Acting exercises are designed to enhance specific qualities and traits that every actor should be well-versed in. I have been engaging in acting classes for over a decade, and have led several classes myself, and I am always amazed at the number of different acting exercises that are wandering the acting world.
One of my personal favorite acting exercises is called, “Mirroring,” and its purpose is to help actors gain focus while simultaneously engaging two individuals to sync up their energy.
This is also an excellent acting exercise to perform in a new acting class as an icebreaker to help new actors get over their nerves and fear.
The goal of this acting exercise is to have two actors facing each other, and the lead actor begins to make movements while the other actor replicates these movements.
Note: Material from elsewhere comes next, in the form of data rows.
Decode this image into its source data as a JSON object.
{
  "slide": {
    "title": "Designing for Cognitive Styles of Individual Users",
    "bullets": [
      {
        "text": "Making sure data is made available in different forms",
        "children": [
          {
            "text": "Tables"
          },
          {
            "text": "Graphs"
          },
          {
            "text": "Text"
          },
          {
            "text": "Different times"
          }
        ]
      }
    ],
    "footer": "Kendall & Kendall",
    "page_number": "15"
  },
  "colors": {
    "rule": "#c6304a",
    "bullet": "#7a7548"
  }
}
Eventually, their movements will happen almost automatically – as if it is one individual looking in the mirror.
Choose an actor to be the lead, and the other actor will mirror his movements. Instruct the lead actor to begin making abstract movements, which may involve his entire body or only certain parts of his body. Instruct the mirroring individual to copy is movements as the lead is performing them.
After 45 seconds, change it up – allow the lead actor to be the mirror. Have the new lead actor perform abstract movements while the other actor mirrors his movements.
Now, revert back so the first lead actor is the lead once more. Instruct him to perform everyday tasks, such as running his hands through his hair, filing his fingernails, tying his shoes, etc. The other actor should mirror these actions.
Make sure that the mirror actor tries to move almost at the same time as the lead actor. This can be accomplished by the actors looking each other in the eyes – focusing their energy and thoughts within each other. Do not allow them to give verbal cues as to when they are moving, but rather support their organic connection.